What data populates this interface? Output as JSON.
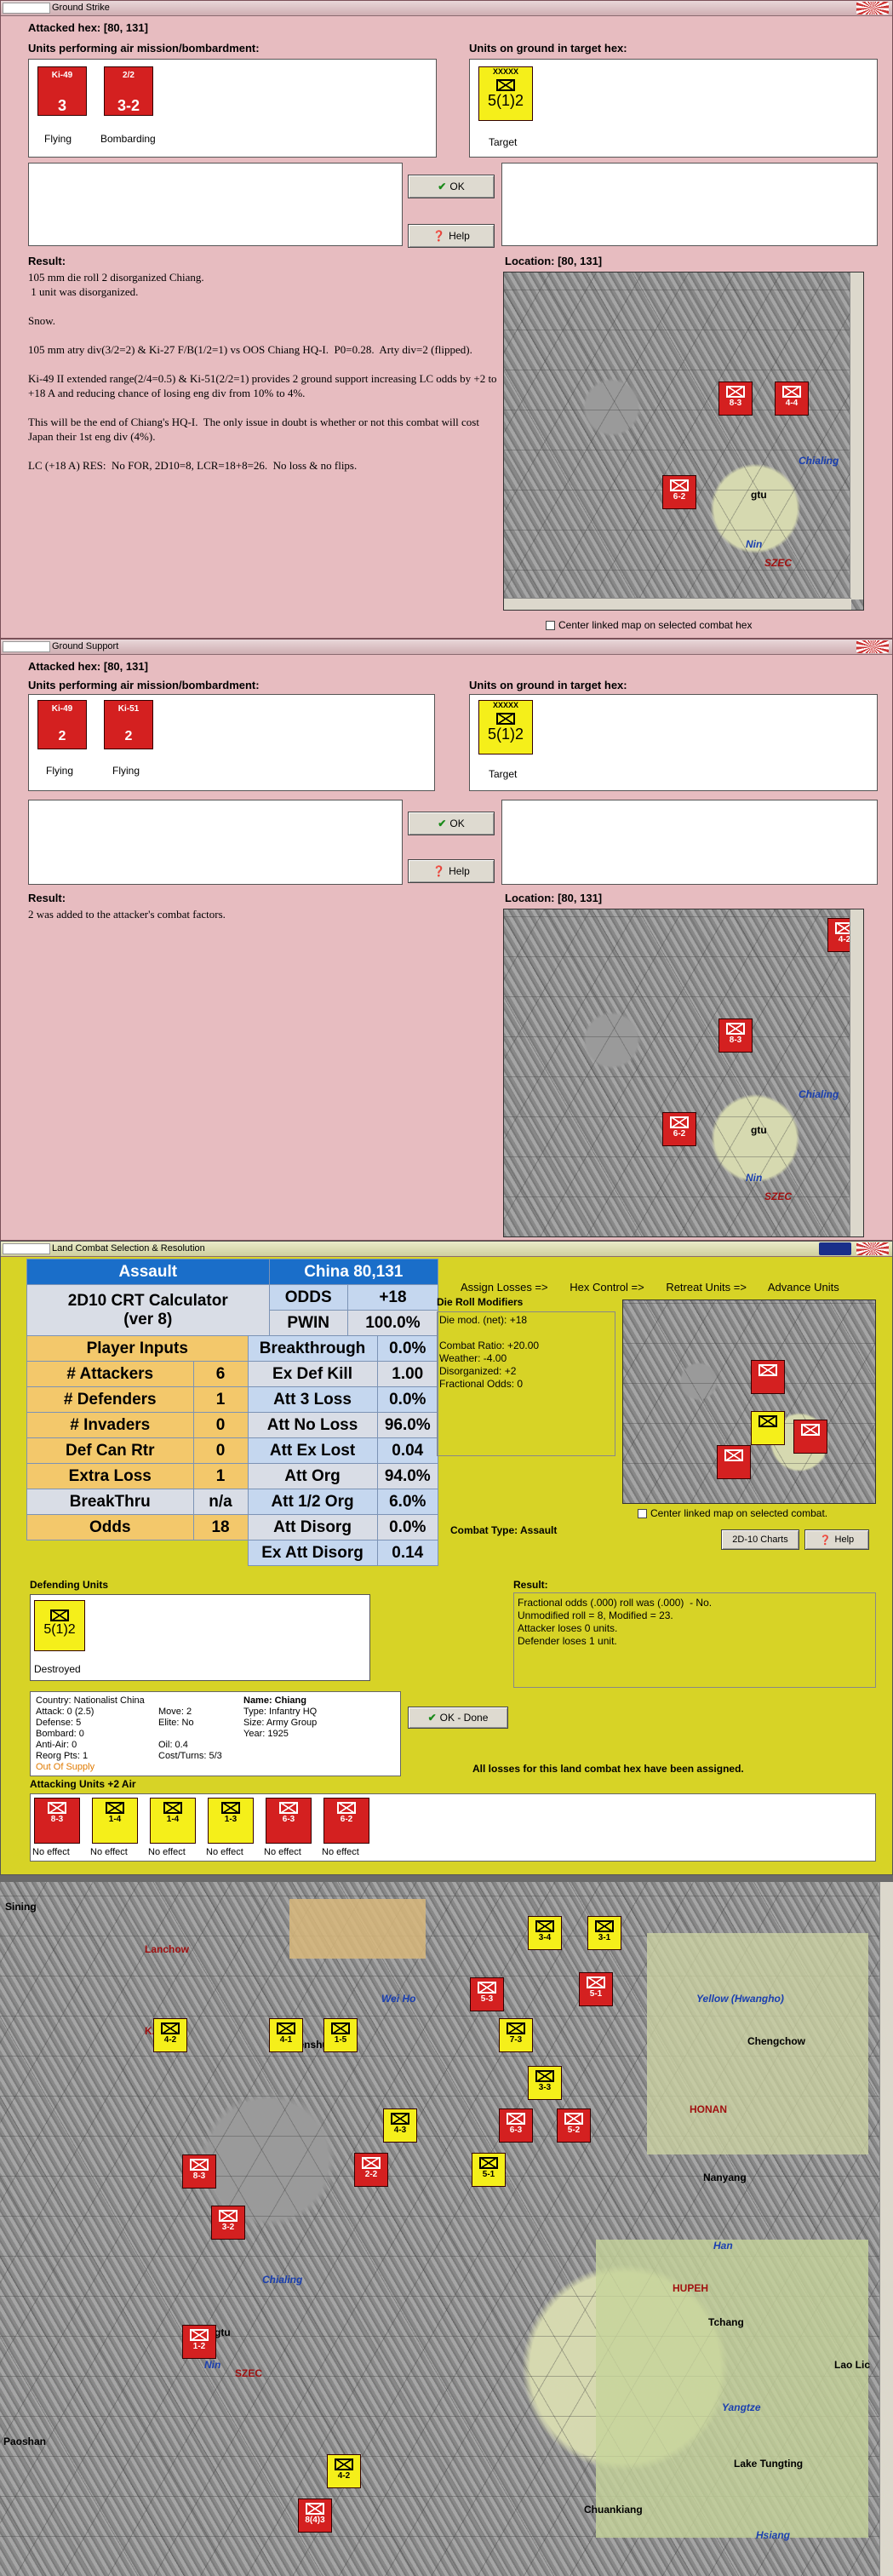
{
  "ground_strike": {
    "title": "Ground Strike",
    "attacked_hex": "Attacked hex:  [80, 131]",
    "units_air_label": "Units performing air mission/bombardment:",
    "units_ground_label": "Units on ground in target hex:",
    "air_units": [
      {
        "name": "Ki-49",
        "value": "3",
        "caption": "Flying"
      },
      {
        "name": "2/2",
        "value": "3-2",
        "caption": "Bombarding"
      }
    ],
    "target_unit": {
      "type": "XXXXX",
      "nation": "Chiang",
      "value": "5(1)2",
      "caption": "Target"
    },
    "ok_label": "OK",
    "help_label": "Help",
    "result_label": "Result:",
    "location_label": "Location:  [80, 131]",
    "result_text": "105 mm die roll 2 disorganized Chiang.\n 1 unit was disorganized.\n\nSnow.\n\n105 mm atry div(3/2=2) & Ki-27 F/B(1/2=1) vs OOS Chiang HQ-I.  P0=0.28.  Arty div=2 (flipped).\n\nKi-49 II extended range(2/4=0.5) & Ki-51(2/2=1) provides 2 ground support increasing LC odds by +2 to +18 A and reducing chance of losing eng div from 10% to 4%.\n\nThis will be the end of Chiang's HQ-I.  The only issue in doubt is whether or not this combat will cost Japan their 1st eng div (4%).\n\nLC (+18 A) RES:  No FOR, 2D10=8, LCR=18+8=26.  No loss & no flips.",
    "center_map_label": "Center linked map on selected combat hex",
    "map_labels": [
      "Chialing",
      "Nin",
      "SZEC",
      "gtu"
    ],
    "map_units": [
      "8-3",
      "4-4",
      "6-2"
    ]
  },
  "ground_support": {
    "title": "Ground Support",
    "attacked_hex": "Attacked hex:  [80, 131]",
    "units_air_label": "Units performing air mission/bombardment:",
    "units_ground_label": "Units on ground in target hex:",
    "air_units": [
      {
        "name": "Ki-49",
        "value": "2",
        "caption": "Flying"
      },
      {
        "name": "Ki-51",
        "value": "2",
        "caption": "Flying"
      }
    ],
    "target_unit": {
      "type": "XXXXX",
      "nation": "Chiang",
      "value": "5(1)2",
      "caption": "Target"
    },
    "ok_label": "OK",
    "help_label": "Help",
    "result_label": "Result:",
    "location_label": "Location:  [80, 131]",
    "result_text": "2 was added to the attacker's combat factors.",
    "map_labels": [
      "Chialing",
      "Nin",
      "SZEC",
      "gtu"
    ],
    "map_units": [
      "8-3",
      "6-2",
      "4-2"
    ]
  },
  "land_combat": {
    "title": "Land Combat Selection & Resolution",
    "tabs": [
      "Assign Losses =>",
      "Hex Control =>",
      "Retreat Units =>",
      "Advance Units"
    ],
    "crt": {
      "assault": "Assault",
      "location": "China 80,131",
      "calc_title": "2D10 CRT Calculator",
      "version": "(ver 8)",
      "player_inputs": "Player Inputs",
      "rows": [
        {
          "label": "# Attackers",
          "value": "6",
          "stat": "Ex Def Kill",
          "pct": "1.00"
        },
        {
          "label": "# Defenders",
          "value": "1",
          "stat": "Att 3 Loss",
          "pct": "0.0%"
        },
        {
          "label": "# Invaders",
          "value": "0",
          "stat": "Att No Loss",
          "pct": "96.0%"
        },
        {
          "label": "Def Can Rtr",
          "value": "0",
          "stat": "Att Ex Lost",
          "pct": "0.04"
        },
        {
          "label": "Extra Loss",
          "value": "1",
          "stat": "Att Org",
          "pct": "94.0%"
        },
        {
          "label": "BreakThru",
          "value": "n/a",
          "stat": "Att 1/2 Org",
          "pct": "6.0%"
        },
        {
          "label": "Odds",
          "value": "18",
          "stat": "Att Disorg",
          "pct": "0.0%"
        }
      ],
      "odds_label": "ODDS",
      "odds_value": "+18",
      "pwin_label": "PWIN",
      "pwin_value": "100.0%",
      "breakthrough_label": "Breakthrough",
      "breakthrough_value": "0.0%",
      "ex_att_label": "Ex Att Disorg",
      "ex_att_value": "0.14"
    },
    "die_roll_title": "Die Roll Modifiers",
    "die_roll_text": "Die mod. (net): +18\n\nCombat Ratio: +20.00\nWeather: -4.00\nDisorganized: +2\nFractional Odds: 0",
    "combat_type": "Combat Type:  Assault",
    "center_map_label": "Center linked map on selected combat.",
    "charts_label": "2D-10 Charts",
    "help_label": "Help",
    "defending_label": "Defending Units",
    "defender": {
      "value": "5(1)2",
      "caption": "Destroyed"
    },
    "result_label": "Result:",
    "result_text": "Fractional odds (.000) roll was (.000)  - No.\nUnmodified roll = 8, Modified = 23.\nAttacker loses 0 units.\nDefender loses 1 unit.",
    "unit_info": {
      "country": "Country: Nationalist China",
      "attack": "Attack: 0 (2.5)",
      "defense": "Defense: 5",
      "bombard": "Bombard: 0",
      "antiair": "Anti-Air: 0",
      "reorg": "Reorg Pts: 1",
      "supply": "Out Of Supply",
      "move": "Move: 2",
      "elite": "Elite: No",
      "oil": "Oil: 0.4",
      "cost": "Cost/Turns: 5/3",
      "name": "Name: Chiang",
      "type": "Type: Infantry HQ",
      "size": "Size: Army Group",
      "year": "Year: 1925"
    },
    "ok_done_label": "OK - Done",
    "all_losses": "All losses for this land combat hex have been assigned.",
    "attacking_label": "Attacking Units +2 Air",
    "attackers": [
      {
        "value": "8-3",
        "caption": "No effect"
      },
      {
        "value": "1-4",
        "caption": "No effect"
      },
      {
        "value": "1-4",
        "caption": "No effect"
      },
      {
        "value": "1-3",
        "caption": "No effect"
      },
      {
        "value": "6-3",
        "caption": "No effect"
      },
      {
        "value": "6-2",
        "caption": "No effect"
      }
    ]
  },
  "big_map": {
    "labels": [
      "Sining",
      "Lanchow",
      "KANSU",
      "Tienshui",
      "Wei Ho",
      "Yellow (Hwangho)",
      "Chengchow",
      "HONAN",
      "Nanyang",
      "Han",
      "HUPEH",
      "Tchang",
      "Chialing",
      "Nin",
      "SZEC",
      "Yangtze",
      "Lake Tungting",
      "Chuankiang",
      "Hsiang",
      "Paoshan",
      "Lao Lic",
      "gtu"
    ],
    "units": [
      "3-4",
      "3-1",
      "4-2",
      "4-1",
      "1-5",
      "7-3",
      "5-3",
      "4-3",
      "6-3",
      "5-2",
      "3-3",
      "2-2",
      "3-2",
      "5-1",
      "8-3",
      "1-2",
      "4-2",
      "8(4)3",
      "5-1"
    ]
  }
}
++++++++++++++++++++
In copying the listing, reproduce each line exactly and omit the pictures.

• [Task output]:
What data populates this interface? Output as JSON.
{
  "ground_strike": {
    "title": "Ground Strike",
    "attacked_hex": "Attacked hex:  [80, 131]",
    "units_air_label": "Units performing air mission/bombardment:",
    "units_ground_label": "Units on ground in target hex:",
    "air_units": [
      {
        "name": "Ki-49",
        "value": "3",
        "caption": "Flying"
      },
      {
        "name": "2/2",
        "value": "3-2",
        "caption": "Bombarding"
      }
    ],
    "target_unit": {
      "type": "XXXXX",
      "nation": "Chiang",
      "value": "5(1)2",
      "caption": "Target"
    },
    "ok_label": "OK",
    "help_label": "Help",
    "result_label": "Result:",
    "location_label": "Location:  [80, 131]",
    "result_text": "105 mm die roll 2 disorganized Chiang.\n 1 unit was disorganized.\n\nSnow.\n\n105 mm atry div(3/2=2) & Ki-27 F/B(1/2=1) vs OOS Chiang HQ-I.  P0=0.28.  Arty div=2 (flipped).\n\nKi-49 II extended range(2/4=0.5) & Ki-51(2/2=1) provides 2 ground support increasing LC odds by +2 to +18 A and reducing chance of losing eng div from 10% to 4%.\n\nThis will be the end of Chiang's HQ-I.  The only issue in doubt is whether or not this combat will cost Japan their 1st eng div (4%).\n\nLC (+18 A) RES:  No FOR, 2D10=8, LCR=18+8=26.  No loss & no flips.",
    "center_map_label": "Center linked map on selected combat hex",
    "map_labels": [
      "Chialing",
      "Nin",
      "SZEC",
      "gtu"
    ],
    "map_units": [
      "8-3",
      "4-4",
      "6-2"
    ]
  },
  "ground_support": {
    "title": "Ground Support",
    "attacked_hex": "Attacked hex:  [80, 131]",
    "units_air_label": "Units performing air mission/bombardment:",
    "units_ground_label": "Units on ground in target hex:",
    "air_units": [
      {
        "name": "Ki-49",
        "value": "2",
        "caption": "Flying"
      },
      {
        "name": "Ki-51",
        "value": "2",
        "caption": "Flying"
      }
    ],
    "target_unit": {
      "type": "XXXXX",
      "nation": "Chiang",
      "value": "5(1)2",
      "caption": "Target"
    },
    "ok_label": "OK",
    "help_label": "Help",
    "result_label": "Result:",
    "location_label": "Location:  [80, 131]",
    "result_text": "2 was added to the attacker's combat factors.",
    "map_labels": [
      "Chialing",
      "Nin",
      "SZEC",
      "gtu"
    ],
    "map_units": [
      "8-3",
      "6-2",
      "4-2"
    ]
  },
  "land_combat": {
    "title": "Land Combat Selection & Resolution",
    "tabs": [
      "Assign Losses =>",
      "Hex Control =>",
      "Retreat Units =>",
      "Advance Units"
    ],
    "crt": {
      "assault": "Assault",
      "location": "China 80,131",
      "calc_title": "2D10 CRT Calculator",
      "version": "(ver 8)",
      "player_inputs": "Player Inputs",
      "rows": [
        {
          "label": "# Attackers",
          "value": "6",
          "stat": "Ex Def Kill",
          "pct": "1.00"
        },
        {
          "label": "# Defenders",
          "value": "1",
          "stat": "Att 3 Loss",
          "pct": "0.0%"
        },
        {
          "label": "# Invaders",
          "value": "0",
          "stat": "Att No Loss",
          "pct": "96.0%"
        },
        {
          "label": "Def Can Rtr",
          "value": "0",
          "stat": "Att Ex Lost",
          "pct": "0.04"
        },
        {
          "label": "Extra Loss",
          "value": "1",
          "stat": "Att Org",
          "pct": "94.0%"
        },
        {
          "label": "BreakThru",
          "value": "n/a",
          "stat": "Att 1/2 Org",
          "pct": "6.0%"
        },
        {
          "label": "Odds",
          "value": "18",
          "stat": "Att Disorg",
          "pct": "0.0%"
        }
      ],
      "odds_label": "ODDS",
      "odds_value": "+18",
      "pwin_label": "PWIN",
      "pwin_value": "100.0%",
      "breakthrough_label": "Breakthrough",
      "breakthrough_value": "0.0%",
      "ex_att_label": "Ex Att Disorg",
      "ex_att_value": "0.14"
    },
    "die_roll_title": "Die Roll Modifiers",
    "die_roll_text": "Die mod. (net): +18\n\nCombat Ratio: +20.00\nWeather: -4.00\nDisorganized: +2\nFractional Odds: 0",
    "combat_type": "Combat Type:  Assault",
    "center_map_label": "Center linked map on selected combat.",
    "charts_label": "2D-10 Charts",
    "help_label": "Help",
    "defending_label": "Defending Units",
    "defender": {
      "value": "5(1)2",
      "caption": "Destroyed"
    },
    "result_label": "Result:",
    "result_text": "Fractional odds (.000) roll was (.000)  - No.\nUnmodified roll = 8, Modified = 23.\nAttacker loses 0 units.\nDefender loses 1 unit.",
    "unit_info": {
      "country": "Country: Nationalist China",
      "attack": "Attack: 0 (2.5)",
      "defense": "Defense: 5",
      "bombard": "Bombard: 0",
      "antiair": "Anti-Air: 0",
      "reorg": "Reorg Pts: 1",
      "supply": "Out Of Supply",
      "move": "Move: 2",
      "elite": "Elite: No",
      "oil": "Oil: 0.4",
      "cost": "Cost/Turns: 5/3",
      "name": "Name: Chiang",
      "type": "Type: Infantry HQ",
      "size": "Size: Army Group",
      "year": "Year: 1925"
    },
    "ok_done_label": "OK - Done",
    "all_losses": "All losses for this land combat hex have been assigned.",
    "attacking_label": "Attacking Units +2 Air",
    "attackers": [
      {
        "value": "8-3",
        "caption": "No effect"
      },
      {
        "value": "1-4",
        "caption": "No effect"
      },
      {
        "value": "1-4",
        "caption": "No effect"
      },
      {
        "value": "1-3",
        "caption": "No effect"
      },
      {
        "value": "6-3",
        "caption": "No effect"
      },
      {
        "value": "6-2",
        "caption": "No effect"
      }
    ]
  },
  "big_map": {
    "labels": [
      "Sining",
      "Lanchow",
      "KANSU",
      "Tienshui",
      "Wei Ho",
      "Yellow (Hwangho)",
      "Chengchow",
      "HONAN",
      "Nanyang",
      "Han",
      "HUPEH",
      "Tchang",
      "Chialing",
      "Nin",
      "SZEC",
      "Yangtze",
      "Lake Tungting",
      "Chuankiang",
      "Hsiang",
      "Paoshan",
      "Lao Lic",
      "gtu"
    ],
    "units": [
      "3-4",
      "3-1",
      "4-2",
      "4-1",
      "1-5",
      "7-3",
      "5-3",
      "4-3",
      "6-3",
      "5-2",
      "3-3",
      "2-2",
      "3-2",
      "5-1",
      "8-3",
      "1-2",
      "4-2",
      "8(4)3",
      "5-1"
    ]
  }
}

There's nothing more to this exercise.